10

I'm running a service with ~300 write-authenticated access tokens. It's terrifying.

As part of running such a service, I'd like to be able to cycle API tokens - so that if, heaven forbid, one made an escape attempt and wasn't caught, it'd only be valid for a minimal period of time.

/access-tokens/{accessTokens}/invalidate disables a token completely with no replacement. If it's triggered accidentally, or too hastily, I'm stuck asking 300+ users to go reauth. That's bad UX.

It'd be great to have a method to reset a token, not invalidate it. This way, a service could periodically (every week? day? hour?) get 'new' tokens while invalidating old tokens. It could also be manually triggered if a non-compromising breach is suspected, or if someone's just outright paranoid.

For example, when creating data dumps, I'm super careful. Still, I'm a dog. It'd be great to be able to create the dump, triple-check it, reset all access tokens, then publish it. That way, there's no way to leak valid access tokens.

tl;dr: While I try my best to protect tokens at rest, I know I'm human. It'd be great to have another layer of protection against PEBKAC issues.
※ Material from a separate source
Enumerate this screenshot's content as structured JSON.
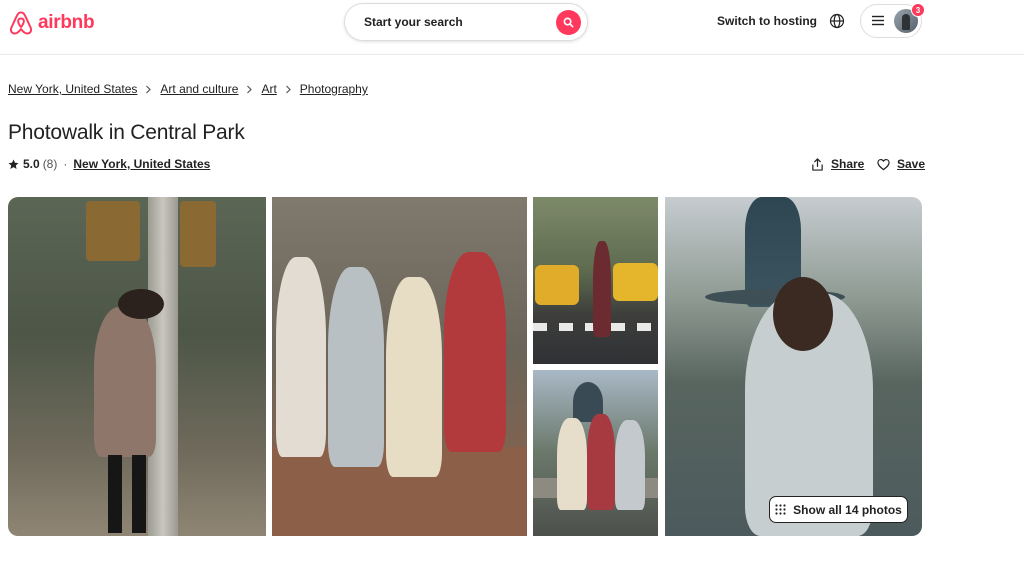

You must log in to answer this question.

Browse other questions tagged .